A career noted for public works
David L. Phillips was only 34 when he was elected mayor in 1973, a time when the nation was faced with an economic recession. Although he may have been considered young to be the chief executive of the city, he was able to draw upon seven years of municipal work experience as he took office in 1974.
Phillips worked as a city planner staring n 1966. In 1968 at the age of 29, he was appointed commissioner of Public Works, the largest municipal department in the city. Public works services at that time included the related functions of engineering, streets, snow and ice control, wastewater collection and treatment, water supply and distribution, solid waste management and sanitation.
Phillips reorganized the 350-employee department and introduced some innovative management concepts that were later adopted by a number of other communities. Some examples included the use of pavement reclamation in street reconstruction, solid waste management advances, city-wide computerization, environmentally cost-effective solutions for wastewater treatment, and a direct filtration process for the city’s drinking water.
Based on these relevant accomplishments and encouraged by others, he decided to run for mayor in 1973. After a spirited preliminary campaign, he topped the primary vote and faced off in the final election against the incumbent, Mayor Tony Marino. In a closely fought contest, Phillips prevailed by only a few hundred votes out of nearly 32,000 cast.
There were many challenges awaiting Phillips as he moved into the mayor’s office. His administration first had to concentrate efforts on creation of a new Arson Squad to address a problem that was especially prevalent among rental housing units, the value of which had decreased due to mismanaged rent-control program. Phillips’ administration also worked hard to provide needed elderly housing.
Under Phillips, the department of Community Development was created and charged with addressing issues such as the development of the waterfront, submitting grant applications for new schools, and obtaining federal funding for environmental and educational mandates, parks and recreation, and other infrastructure.
After Marino won a mayoral rematch in 1975, Phillips returned to the field of public works, as he and his wife, Virginia, raised four children. Phillips served in various administrative capacities for the next two decades.
More recently, Phillips returned to the private sector, working for an internationally known environmental engineering firm. He has undertaken many management efficiency projects for many communities throughout the country in assisting them to become more competitive.
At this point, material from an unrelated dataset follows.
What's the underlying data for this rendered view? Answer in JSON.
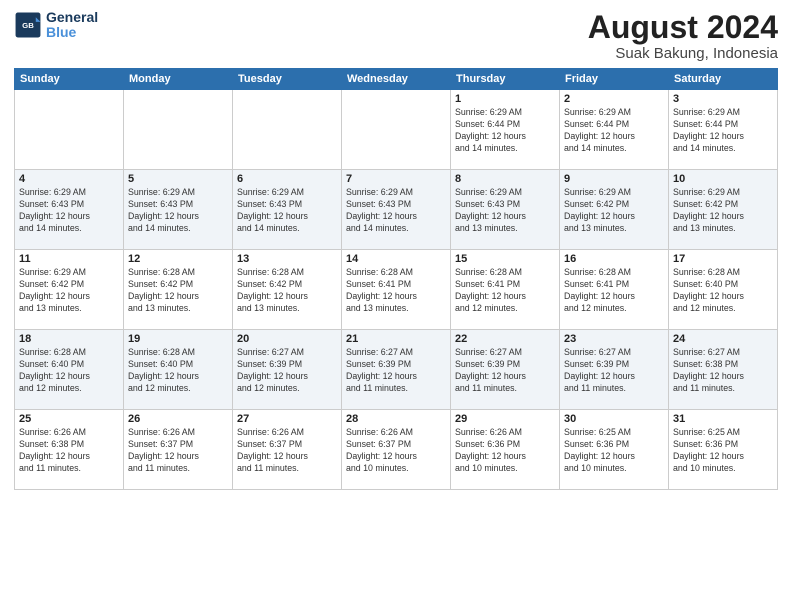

He has also published three books, including “Enlightenment,” which outlines how government can become more efficient and was based, in large part, on Phillips’ Lynn experiences.